Your task is to reproduce exactly the lines from the one containing "Decode this image" through the last line below, both ends included, and nothing else, with no pictures.

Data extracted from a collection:
==============================

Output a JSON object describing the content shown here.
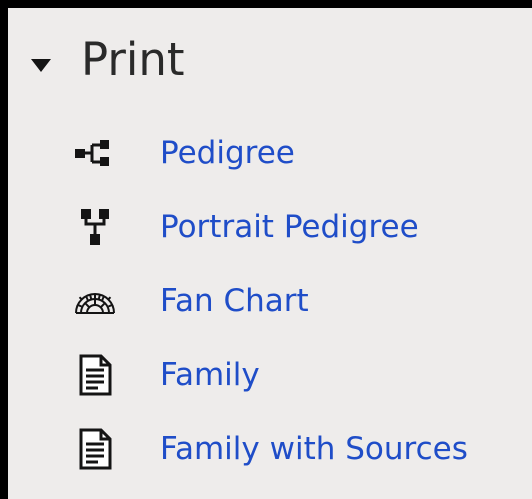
{
  "section": {
    "title": "Print",
    "expanded": true,
    "items": [
      {
        "label": "Pedigree",
        "icon": "pedigree-chart-icon"
      },
      {
        "label": "Portrait Pedigree",
        "icon": "portrait-pedigree-icon"
      },
      {
        "label": "Fan Chart",
        "icon": "fan-chart-icon"
      },
      {
        "label": "Family",
        "icon": "document-icon"
      },
      {
        "label": "Family with Sources",
        "icon": "document-icon"
      }
    ]
  },
  "colors": {
    "panel_background": "#eeeceb",
    "frame": "#000000",
    "link": "#1f4dc8",
    "heading": "#2a2a2a",
    "icon": "#141414"
  }
}
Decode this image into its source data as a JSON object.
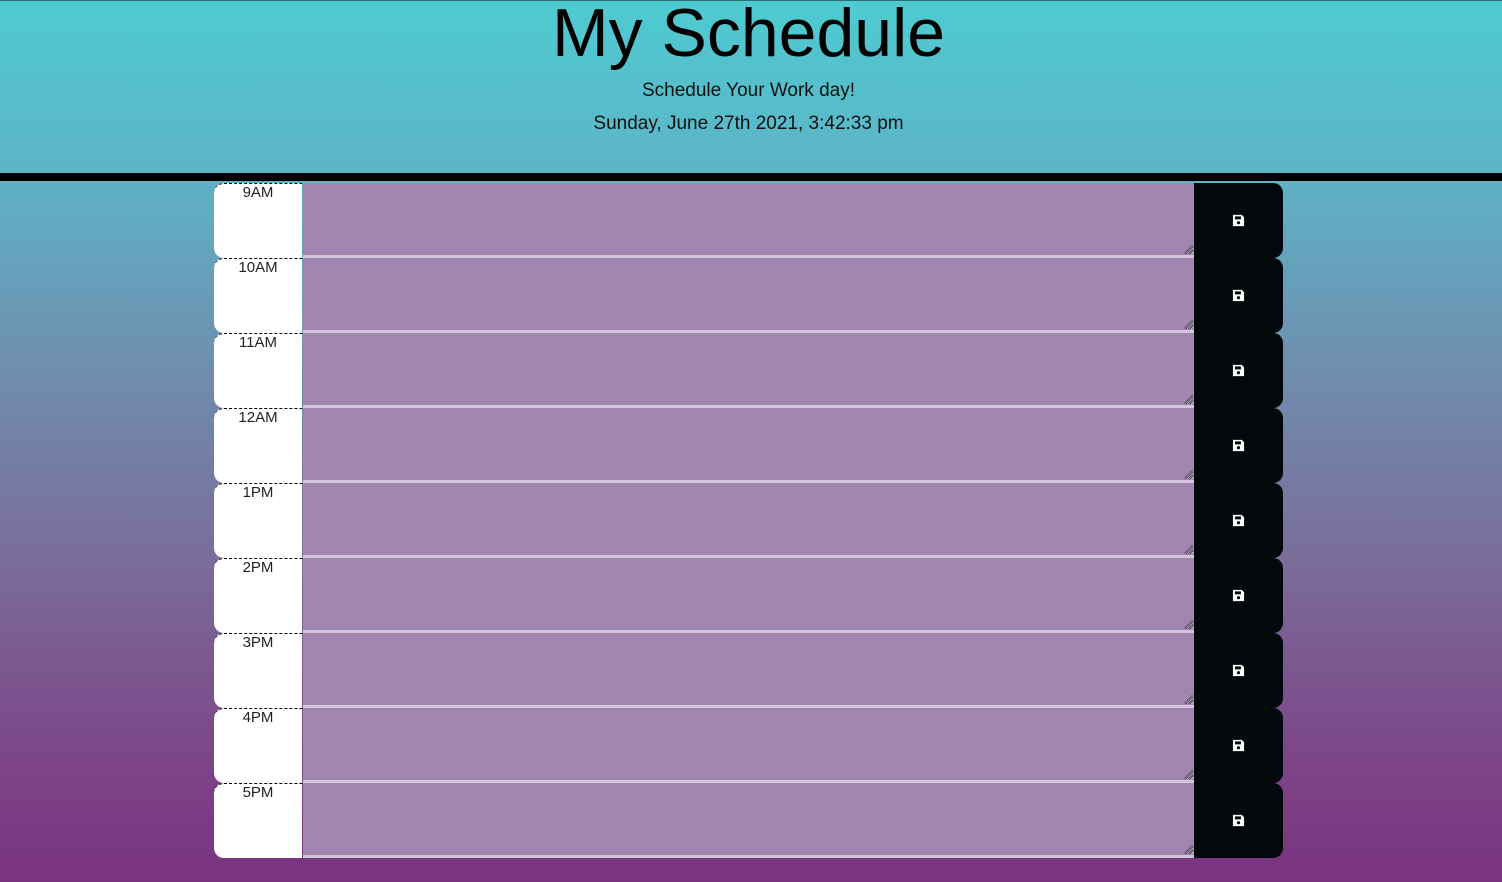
{
  "header": {
    "title": "My Schedule",
    "subtitle": "Schedule Your Work day!",
    "datetime": "Sunday, June 27th 2021, 3:42:33 pm"
  },
  "colors": {
    "gradient_top": "#4ecbd1",
    "gradient_bottom": "#7b3380",
    "entry_background": "#a086b0",
    "save_button": "#03080a",
    "hour_cell": "#ffffff"
  },
  "rows": [
    {
      "hour": "9AM",
      "entry": "",
      "save_icon": "floppy-disk-icon"
    },
    {
      "hour": "10AM",
      "entry": "",
      "save_icon": "floppy-disk-icon"
    },
    {
      "hour": "11AM",
      "entry": "",
      "save_icon": "floppy-disk-icon"
    },
    {
      "hour": "12AM",
      "entry": "",
      "save_icon": "floppy-disk-icon"
    },
    {
      "hour": "1PM",
      "entry": "",
      "save_icon": "floppy-disk-icon"
    },
    {
      "hour": "2PM",
      "entry": "",
      "save_icon": "floppy-disk-icon"
    },
    {
      "hour": "3PM",
      "entry": "",
      "save_icon": "floppy-disk-icon"
    },
    {
      "hour": "4PM",
      "entry": "",
      "save_icon": "floppy-disk-icon"
    },
    {
      "hour": "5PM",
      "entry": "",
      "save_icon": "floppy-disk-icon"
    }
  ]
}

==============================

→ Answer space
Decode this image into its source data as a JSON object.
{
  "header": {
    "title": "My Schedule",
    "subtitle": "Schedule Your Work day!",
    "datetime": "Sunday, June 27th 2021, 3:42:33 pm"
  },
  "colors": {
    "gradient_top": "#4ecbd1",
    "gradient_bottom": "#7b3380",
    "entry_background": "#a086b0",
    "save_button": "#03080a",
    "hour_cell": "#ffffff"
  },
  "rows": [
    {
      "hour": "9AM",
      "entry": "",
      "save_icon": "floppy-disk-icon"
    },
    {
      "hour": "10AM",
      "entry": "",
      "save_icon": "floppy-disk-icon"
    },
    {
      "hour": "11AM",
      "entry": "",
      "save_icon": "floppy-disk-icon"
    },
    {
      "hour": "12AM",
      "entry": "",
      "save_icon": "floppy-disk-icon"
    },
    {
      "hour": "1PM",
      "entry": "",
      "save_icon": "floppy-disk-icon"
    },
    {
      "hour": "2PM",
      "entry": "",
      "save_icon": "floppy-disk-icon"
    },
    {
      "hour": "3PM",
      "entry": "",
      "save_icon": "floppy-disk-icon"
    },
    {
      "hour": "4PM",
      "entry": "",
      "save_icon": "floppy-disk-icon"
    },
    {
      "hour": "5PM",
      "entry": "",
      "save_icon": "floppy-disk-icon"
    }
  ]
}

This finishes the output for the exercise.